**Directions**
Show, in full, each line of the data that contains "screenshot".

App and web page records
▶
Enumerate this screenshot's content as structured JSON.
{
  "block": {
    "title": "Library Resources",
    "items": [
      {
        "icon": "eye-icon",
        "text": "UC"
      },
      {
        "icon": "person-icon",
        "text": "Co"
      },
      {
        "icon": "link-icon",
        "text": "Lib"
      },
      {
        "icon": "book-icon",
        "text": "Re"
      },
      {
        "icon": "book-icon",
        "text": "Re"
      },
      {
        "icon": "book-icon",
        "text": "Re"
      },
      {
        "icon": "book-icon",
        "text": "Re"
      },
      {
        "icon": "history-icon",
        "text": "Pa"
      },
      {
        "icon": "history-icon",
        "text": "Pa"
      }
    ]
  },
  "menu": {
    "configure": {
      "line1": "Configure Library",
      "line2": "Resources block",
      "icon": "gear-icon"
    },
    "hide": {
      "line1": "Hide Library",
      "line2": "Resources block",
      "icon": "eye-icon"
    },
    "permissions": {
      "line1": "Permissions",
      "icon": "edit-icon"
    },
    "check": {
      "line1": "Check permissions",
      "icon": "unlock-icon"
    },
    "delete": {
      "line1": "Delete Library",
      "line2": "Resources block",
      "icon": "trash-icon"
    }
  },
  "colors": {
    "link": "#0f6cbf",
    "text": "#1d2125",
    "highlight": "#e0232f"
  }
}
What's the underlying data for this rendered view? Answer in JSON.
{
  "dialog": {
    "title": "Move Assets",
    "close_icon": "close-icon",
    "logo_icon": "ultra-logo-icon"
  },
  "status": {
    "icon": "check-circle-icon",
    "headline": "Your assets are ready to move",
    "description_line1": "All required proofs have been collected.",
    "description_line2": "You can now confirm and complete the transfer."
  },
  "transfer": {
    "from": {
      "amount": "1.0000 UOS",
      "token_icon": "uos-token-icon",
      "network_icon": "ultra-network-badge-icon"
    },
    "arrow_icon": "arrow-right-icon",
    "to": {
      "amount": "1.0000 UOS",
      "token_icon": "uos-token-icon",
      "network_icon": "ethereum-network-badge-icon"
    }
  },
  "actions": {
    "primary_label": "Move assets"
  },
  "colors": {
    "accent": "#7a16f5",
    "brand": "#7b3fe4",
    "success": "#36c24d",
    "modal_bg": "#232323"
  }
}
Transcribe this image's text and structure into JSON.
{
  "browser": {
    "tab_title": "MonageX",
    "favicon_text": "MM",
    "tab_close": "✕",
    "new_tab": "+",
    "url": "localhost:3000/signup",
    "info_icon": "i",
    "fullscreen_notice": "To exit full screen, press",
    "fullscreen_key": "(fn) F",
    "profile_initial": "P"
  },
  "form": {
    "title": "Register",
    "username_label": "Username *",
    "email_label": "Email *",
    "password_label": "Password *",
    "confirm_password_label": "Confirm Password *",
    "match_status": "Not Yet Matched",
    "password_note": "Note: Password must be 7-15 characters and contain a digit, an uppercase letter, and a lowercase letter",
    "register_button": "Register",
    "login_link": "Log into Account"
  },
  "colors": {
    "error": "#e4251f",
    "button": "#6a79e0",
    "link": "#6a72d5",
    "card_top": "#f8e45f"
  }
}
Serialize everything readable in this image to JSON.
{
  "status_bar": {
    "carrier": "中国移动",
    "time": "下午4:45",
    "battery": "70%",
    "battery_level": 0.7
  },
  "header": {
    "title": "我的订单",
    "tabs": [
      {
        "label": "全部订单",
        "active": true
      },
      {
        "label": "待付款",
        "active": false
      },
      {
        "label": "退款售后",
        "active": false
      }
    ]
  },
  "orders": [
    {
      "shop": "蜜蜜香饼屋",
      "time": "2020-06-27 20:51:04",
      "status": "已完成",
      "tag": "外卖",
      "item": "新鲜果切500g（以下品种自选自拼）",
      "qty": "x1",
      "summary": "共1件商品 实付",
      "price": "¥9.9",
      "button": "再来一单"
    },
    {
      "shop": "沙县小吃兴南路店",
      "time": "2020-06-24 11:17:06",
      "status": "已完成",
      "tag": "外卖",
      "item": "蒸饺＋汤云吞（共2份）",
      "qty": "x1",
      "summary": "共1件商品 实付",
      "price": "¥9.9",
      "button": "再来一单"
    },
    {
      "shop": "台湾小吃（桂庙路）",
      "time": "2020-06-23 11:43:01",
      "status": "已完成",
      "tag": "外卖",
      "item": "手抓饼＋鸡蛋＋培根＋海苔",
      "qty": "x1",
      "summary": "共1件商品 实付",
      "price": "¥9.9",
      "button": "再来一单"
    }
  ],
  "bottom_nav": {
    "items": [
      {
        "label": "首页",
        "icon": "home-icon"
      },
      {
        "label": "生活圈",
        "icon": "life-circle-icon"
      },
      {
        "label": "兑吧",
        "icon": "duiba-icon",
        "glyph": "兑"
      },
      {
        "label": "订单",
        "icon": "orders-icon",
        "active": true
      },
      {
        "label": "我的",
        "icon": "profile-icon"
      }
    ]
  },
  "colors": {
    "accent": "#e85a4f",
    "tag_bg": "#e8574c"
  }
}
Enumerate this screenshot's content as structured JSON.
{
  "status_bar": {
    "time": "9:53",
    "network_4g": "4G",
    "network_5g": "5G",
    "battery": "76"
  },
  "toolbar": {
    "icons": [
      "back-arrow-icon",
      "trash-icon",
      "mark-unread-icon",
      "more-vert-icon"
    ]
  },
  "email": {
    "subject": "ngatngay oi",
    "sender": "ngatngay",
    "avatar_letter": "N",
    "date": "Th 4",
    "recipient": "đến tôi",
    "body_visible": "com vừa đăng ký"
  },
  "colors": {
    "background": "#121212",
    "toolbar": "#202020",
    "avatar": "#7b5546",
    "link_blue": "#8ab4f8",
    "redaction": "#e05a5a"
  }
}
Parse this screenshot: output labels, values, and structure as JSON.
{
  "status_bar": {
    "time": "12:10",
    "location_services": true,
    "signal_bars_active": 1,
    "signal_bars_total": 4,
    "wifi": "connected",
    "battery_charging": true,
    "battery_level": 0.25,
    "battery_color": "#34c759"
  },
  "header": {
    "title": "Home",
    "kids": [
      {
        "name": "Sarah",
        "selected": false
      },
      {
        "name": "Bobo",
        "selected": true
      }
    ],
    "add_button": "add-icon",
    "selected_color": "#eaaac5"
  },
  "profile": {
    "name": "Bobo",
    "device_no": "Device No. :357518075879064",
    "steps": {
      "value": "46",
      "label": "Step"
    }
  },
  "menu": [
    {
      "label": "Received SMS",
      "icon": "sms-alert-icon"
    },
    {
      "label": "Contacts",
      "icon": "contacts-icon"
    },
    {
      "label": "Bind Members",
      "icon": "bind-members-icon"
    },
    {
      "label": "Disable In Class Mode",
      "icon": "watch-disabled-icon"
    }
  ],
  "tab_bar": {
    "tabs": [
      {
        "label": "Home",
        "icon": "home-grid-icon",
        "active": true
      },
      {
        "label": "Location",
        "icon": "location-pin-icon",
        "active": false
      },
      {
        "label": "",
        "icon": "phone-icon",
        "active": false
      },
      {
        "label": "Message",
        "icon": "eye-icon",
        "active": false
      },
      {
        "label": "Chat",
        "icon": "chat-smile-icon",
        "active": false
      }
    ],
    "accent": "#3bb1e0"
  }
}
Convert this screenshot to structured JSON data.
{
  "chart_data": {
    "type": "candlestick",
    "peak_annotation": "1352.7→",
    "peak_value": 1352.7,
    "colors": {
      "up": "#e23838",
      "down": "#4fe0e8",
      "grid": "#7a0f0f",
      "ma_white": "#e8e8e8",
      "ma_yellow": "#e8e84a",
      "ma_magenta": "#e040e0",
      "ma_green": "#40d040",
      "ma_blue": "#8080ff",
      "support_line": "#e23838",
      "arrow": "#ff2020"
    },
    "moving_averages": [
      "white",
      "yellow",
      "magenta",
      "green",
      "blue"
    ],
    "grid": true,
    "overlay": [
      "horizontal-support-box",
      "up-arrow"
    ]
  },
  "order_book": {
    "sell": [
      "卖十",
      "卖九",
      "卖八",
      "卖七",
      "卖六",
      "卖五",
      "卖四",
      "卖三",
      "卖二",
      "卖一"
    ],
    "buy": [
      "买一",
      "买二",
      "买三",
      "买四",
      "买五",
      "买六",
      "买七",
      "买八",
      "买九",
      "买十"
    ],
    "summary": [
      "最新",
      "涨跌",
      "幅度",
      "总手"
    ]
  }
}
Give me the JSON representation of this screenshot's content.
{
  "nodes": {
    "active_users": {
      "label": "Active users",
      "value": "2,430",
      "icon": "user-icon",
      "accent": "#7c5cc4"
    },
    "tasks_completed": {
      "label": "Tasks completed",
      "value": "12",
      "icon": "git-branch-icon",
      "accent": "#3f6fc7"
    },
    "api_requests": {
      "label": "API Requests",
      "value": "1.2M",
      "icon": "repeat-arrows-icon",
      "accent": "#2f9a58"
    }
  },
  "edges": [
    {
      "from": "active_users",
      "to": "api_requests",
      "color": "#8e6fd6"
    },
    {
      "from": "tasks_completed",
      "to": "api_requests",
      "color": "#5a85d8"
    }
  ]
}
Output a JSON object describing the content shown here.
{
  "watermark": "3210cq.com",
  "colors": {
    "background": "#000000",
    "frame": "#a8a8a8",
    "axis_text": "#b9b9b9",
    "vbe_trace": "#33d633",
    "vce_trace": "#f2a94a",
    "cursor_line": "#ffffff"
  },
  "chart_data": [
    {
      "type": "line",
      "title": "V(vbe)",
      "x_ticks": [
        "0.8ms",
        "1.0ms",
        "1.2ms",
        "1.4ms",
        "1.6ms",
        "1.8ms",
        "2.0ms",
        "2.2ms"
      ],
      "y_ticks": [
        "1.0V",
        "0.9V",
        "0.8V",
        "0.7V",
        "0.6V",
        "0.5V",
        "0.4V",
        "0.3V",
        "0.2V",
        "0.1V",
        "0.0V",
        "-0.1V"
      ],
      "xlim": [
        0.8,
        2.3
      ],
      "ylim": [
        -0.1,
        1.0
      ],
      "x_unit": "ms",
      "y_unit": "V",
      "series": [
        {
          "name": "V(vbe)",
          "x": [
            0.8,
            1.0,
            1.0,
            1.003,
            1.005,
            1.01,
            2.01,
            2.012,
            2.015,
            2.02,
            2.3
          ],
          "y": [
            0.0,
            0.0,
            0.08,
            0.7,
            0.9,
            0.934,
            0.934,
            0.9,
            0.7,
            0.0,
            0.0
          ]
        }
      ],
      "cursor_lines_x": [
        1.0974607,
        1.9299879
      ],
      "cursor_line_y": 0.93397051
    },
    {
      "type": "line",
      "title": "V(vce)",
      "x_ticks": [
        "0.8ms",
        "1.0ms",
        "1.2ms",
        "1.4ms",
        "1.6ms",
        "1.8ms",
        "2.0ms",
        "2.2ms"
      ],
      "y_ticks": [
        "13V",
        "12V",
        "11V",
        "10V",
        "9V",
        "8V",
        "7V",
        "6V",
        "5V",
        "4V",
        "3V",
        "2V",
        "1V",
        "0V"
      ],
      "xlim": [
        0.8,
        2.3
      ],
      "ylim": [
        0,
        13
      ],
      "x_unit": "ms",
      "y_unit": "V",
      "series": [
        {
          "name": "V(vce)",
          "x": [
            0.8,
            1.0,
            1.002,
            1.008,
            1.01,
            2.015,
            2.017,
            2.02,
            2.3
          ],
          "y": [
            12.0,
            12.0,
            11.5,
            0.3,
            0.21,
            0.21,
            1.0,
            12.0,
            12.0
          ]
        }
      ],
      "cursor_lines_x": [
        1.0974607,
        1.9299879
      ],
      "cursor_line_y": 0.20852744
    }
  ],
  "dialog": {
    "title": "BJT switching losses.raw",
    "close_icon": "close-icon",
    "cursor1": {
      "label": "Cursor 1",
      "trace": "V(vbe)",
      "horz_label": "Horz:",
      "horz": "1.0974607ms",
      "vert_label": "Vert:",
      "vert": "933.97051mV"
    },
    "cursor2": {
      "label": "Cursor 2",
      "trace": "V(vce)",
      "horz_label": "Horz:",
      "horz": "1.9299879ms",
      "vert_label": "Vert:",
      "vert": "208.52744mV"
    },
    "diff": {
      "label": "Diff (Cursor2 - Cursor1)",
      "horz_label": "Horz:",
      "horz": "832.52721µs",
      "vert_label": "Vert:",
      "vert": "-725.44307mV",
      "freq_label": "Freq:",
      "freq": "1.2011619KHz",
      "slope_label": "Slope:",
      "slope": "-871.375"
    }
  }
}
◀
**Result**
Enumerate this screenshot's content as structured JSON.
Enumerate this screenshot's content as structured JSON.
Parse this screenshot: output labels, values, and structure as JSON.
Convert this screenshot to structured JSON data.
Give me the JSON representation of this screenshot's content.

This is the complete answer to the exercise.